With May’s local council elections drawing ever nearer, the Labour-run Vale of Glamorgan Council now appears to be not only congratulating itself, but claiming credit for projects which it has either had little to do with – or which it has failed to deliver.
In an internal document called “Service Self Assessments” the council’s “Visible Services and Transport Department” pats itself on the back for what it describes as “Service Achievements (April 2015–December 2016)”.
Preening itself, the Vale Council department says “Through sound legal advice and support we have contributed to the good progress made on a range of key council projects “- and goes on to include in its list :-
- “St Pauls Penarth” [ sic ] : St Paul’s Church is the Vale of Glamorgan Council-owned former church in Arcot St which the council refused to allow the local boxing club to carry on using as its base, despite an overwhelming public vote in favour of the club in a council-organised referendum in St Augustine’s Ward. This was then followed by failed attempt to get the building marketed and leased out as a “mixed use community centre” to a politically-correct so-called “social enterprise”. The only vacuuous ‘social enterprise’ that then came forward, turned out not to have a viable business plan. Now the site is to developed for residential social housing.
- “The completion of Penarth Heights“. Penarth Heights is – entirely – a private-enterprise residential housing project carried out by developers Crest Nicholson and has no more to do with the Vale Council than has any other private-residential project.
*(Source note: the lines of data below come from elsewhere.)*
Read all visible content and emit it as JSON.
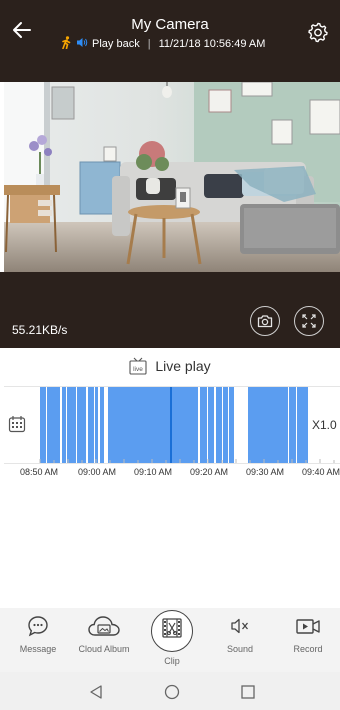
{
  "header": {
    "title": "My Camera",
    "mode_label": "Play back",
    "separator": "|",
    "datetime": "11/21/18 10:56:49 AM"
  },
  "video": {
    "rate": "55.21KB/s"
  },
  "live": {
    "label": "Live play",
    "icon_text": "live"
  },
  "timeline": {
    "labels": [
      "08:50 AM",
      "09:00 AM",
      "09:10 AM",
      "09:20 AM",
      "09:30 AM",
      "09:40 AM"
    ],
    "speed": "X1.0",
    "recording_color": "#5b9df0",
    "cursor_color": "#1a6fd6"
  },
  "toolbar": {
    "items": [
      {
        "label": "Message"
      },
      {
        "label": "Cloud Album"
      },
      {
        "label": "Clip"
      },
      {
        "label": "Sound"
      },
      {
        "label": "Record"
      }
    ]
  },
  "colors": {
    "header_bg": "#2b211c",
    "accent_orange": "#f7a600",
    "accent_blue": "#2e8df6"
  }
}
The Vale of Glamorgan Council’s “members and officers” did however play a full part in the disastrous choice of “public artwork” at Penarth Heights – in the form of the so-called “Twinkling Weather Station“.
PDN Note: The Twinkling Weather Station was so strongly opposed by local residents it was never installed. It was meant to be seen “twinkling” across Cardiff Bay towards Mermaid Quay and the Welsh Assembly as its multiple swinging polished stainless steel plates reflected the Sun as they caught the breeze . The design brief said it would occupy “a site that is visible from across Cardiff Bay“ and that it was to be “a statement piece that can be read from long distances” and become “a well regarded landmark for many years to come”.
However Penarth civic leaders were informed in an authoritative but confidential briefing last month that, as Cardiff Bay lies to the North of Penarth Heights, the Sun (somewhat inconveniently) would always have been behind the Twinkling Weather Station – to the South. The Twinkling Weather Station would therefore never have actually “twinkled” towards Cardiff – but only into the windows of nearby homes in Penarth Heights.
…Apparently nobody on the Labour-controlled Vale of Glamorgan Council had thought of that.